------ Input ------

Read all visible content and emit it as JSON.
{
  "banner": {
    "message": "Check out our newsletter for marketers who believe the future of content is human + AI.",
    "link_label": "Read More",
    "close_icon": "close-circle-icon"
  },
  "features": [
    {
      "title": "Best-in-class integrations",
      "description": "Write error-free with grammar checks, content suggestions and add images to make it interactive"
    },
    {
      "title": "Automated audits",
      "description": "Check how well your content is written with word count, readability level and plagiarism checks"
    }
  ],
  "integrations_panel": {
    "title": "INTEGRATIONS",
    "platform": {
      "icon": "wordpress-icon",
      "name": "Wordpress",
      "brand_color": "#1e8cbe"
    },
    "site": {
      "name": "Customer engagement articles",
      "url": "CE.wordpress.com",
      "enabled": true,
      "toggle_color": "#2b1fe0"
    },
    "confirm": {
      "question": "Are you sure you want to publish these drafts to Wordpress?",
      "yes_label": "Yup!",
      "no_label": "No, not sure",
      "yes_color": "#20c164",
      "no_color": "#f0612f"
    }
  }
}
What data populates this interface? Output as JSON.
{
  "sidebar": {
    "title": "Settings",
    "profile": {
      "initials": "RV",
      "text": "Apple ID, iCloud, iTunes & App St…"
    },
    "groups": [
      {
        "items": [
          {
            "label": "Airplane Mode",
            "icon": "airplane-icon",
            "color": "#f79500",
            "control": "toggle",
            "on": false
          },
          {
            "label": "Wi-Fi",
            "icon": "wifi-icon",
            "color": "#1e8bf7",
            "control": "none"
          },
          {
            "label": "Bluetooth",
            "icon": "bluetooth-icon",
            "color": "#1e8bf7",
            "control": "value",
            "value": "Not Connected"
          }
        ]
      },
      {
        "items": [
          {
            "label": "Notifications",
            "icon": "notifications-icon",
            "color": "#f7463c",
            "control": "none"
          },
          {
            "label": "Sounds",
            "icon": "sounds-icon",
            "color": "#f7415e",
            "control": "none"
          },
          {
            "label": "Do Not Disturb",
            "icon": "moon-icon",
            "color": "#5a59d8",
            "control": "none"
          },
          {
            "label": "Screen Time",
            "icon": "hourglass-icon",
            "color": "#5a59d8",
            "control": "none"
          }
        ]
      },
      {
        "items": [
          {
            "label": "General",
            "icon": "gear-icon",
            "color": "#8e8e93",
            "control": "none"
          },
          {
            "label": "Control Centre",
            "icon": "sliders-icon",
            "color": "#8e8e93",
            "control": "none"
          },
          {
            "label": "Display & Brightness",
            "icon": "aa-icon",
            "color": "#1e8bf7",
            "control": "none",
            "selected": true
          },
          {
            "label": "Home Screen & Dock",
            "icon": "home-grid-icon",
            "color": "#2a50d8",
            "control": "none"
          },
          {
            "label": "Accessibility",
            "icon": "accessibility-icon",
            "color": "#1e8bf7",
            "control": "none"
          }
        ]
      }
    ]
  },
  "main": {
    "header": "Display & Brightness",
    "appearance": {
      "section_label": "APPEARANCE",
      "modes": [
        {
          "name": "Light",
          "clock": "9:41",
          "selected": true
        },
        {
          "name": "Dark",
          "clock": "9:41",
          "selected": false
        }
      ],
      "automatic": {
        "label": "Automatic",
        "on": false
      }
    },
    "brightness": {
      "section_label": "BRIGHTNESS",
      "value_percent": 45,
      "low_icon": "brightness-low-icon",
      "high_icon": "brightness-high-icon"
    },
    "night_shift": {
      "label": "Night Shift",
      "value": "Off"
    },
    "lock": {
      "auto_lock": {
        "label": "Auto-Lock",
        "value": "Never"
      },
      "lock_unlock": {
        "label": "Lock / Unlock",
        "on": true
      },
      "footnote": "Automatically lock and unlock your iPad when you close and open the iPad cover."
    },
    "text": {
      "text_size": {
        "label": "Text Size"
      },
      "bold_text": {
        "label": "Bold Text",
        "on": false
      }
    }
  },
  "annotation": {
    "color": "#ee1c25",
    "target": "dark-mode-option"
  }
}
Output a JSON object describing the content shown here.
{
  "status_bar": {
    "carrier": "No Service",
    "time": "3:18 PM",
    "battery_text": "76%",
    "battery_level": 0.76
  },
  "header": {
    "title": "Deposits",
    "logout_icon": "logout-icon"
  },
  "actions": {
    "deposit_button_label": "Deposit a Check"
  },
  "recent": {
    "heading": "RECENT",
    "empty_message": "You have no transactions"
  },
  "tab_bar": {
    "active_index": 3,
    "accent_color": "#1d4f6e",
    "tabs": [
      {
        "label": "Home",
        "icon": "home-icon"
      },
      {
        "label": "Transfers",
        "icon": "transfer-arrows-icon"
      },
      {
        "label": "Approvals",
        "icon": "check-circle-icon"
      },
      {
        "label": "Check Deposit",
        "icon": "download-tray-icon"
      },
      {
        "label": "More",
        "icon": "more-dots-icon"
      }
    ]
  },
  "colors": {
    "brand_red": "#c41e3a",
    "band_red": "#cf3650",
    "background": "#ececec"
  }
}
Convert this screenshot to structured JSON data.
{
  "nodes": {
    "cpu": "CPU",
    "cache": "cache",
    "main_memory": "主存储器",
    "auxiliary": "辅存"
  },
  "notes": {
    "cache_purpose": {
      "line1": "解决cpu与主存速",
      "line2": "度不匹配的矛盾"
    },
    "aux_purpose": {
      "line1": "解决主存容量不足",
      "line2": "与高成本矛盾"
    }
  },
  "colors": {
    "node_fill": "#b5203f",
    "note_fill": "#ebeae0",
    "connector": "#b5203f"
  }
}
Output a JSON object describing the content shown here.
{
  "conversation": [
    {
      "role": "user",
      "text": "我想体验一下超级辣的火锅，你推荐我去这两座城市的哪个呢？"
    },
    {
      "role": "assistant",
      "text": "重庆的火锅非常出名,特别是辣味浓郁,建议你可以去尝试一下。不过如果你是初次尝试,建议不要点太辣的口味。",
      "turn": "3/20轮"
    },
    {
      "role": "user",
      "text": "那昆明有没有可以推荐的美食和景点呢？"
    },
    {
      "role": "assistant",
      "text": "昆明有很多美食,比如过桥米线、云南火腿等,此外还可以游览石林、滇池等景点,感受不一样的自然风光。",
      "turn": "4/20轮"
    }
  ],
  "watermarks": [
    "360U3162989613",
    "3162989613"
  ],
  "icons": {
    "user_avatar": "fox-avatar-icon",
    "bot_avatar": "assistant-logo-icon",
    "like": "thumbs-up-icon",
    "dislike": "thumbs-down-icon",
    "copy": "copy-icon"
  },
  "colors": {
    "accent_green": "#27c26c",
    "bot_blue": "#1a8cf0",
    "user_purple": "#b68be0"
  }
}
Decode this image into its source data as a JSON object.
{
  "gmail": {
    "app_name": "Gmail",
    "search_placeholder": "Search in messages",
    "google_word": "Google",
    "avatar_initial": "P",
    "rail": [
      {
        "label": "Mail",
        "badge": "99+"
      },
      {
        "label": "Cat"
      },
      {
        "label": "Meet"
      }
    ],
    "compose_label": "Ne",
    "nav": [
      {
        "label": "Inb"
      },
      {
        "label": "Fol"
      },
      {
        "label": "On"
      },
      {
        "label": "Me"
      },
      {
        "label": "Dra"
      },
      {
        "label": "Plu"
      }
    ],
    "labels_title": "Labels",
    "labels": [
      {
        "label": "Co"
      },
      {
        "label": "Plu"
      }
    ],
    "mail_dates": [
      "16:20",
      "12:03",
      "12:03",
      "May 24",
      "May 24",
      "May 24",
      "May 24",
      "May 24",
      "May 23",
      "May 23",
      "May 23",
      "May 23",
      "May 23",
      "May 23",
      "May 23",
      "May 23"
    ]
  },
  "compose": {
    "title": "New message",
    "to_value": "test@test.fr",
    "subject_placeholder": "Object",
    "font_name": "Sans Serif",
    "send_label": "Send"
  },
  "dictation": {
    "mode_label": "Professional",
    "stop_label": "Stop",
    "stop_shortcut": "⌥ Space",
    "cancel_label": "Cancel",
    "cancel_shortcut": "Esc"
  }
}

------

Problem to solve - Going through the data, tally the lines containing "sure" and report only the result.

Expected answer - 2